>>>

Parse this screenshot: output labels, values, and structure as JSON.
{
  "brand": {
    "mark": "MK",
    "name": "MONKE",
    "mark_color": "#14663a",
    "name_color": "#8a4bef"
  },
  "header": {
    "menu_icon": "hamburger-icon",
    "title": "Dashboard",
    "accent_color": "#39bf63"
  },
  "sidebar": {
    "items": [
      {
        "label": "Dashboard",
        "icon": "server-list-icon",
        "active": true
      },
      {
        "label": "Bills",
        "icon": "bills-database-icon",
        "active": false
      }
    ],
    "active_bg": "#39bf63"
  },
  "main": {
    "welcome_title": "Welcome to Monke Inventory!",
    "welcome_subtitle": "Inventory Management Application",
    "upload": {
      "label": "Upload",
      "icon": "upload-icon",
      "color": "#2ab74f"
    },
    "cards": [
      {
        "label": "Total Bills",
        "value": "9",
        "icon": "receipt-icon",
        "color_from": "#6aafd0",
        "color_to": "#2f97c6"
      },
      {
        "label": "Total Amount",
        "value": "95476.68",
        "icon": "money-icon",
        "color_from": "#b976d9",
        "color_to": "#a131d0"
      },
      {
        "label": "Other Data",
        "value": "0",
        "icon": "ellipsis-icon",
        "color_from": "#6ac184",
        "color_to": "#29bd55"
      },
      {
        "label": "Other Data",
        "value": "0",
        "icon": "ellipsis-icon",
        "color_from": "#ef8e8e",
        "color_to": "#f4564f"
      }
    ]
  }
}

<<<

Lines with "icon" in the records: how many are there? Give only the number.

8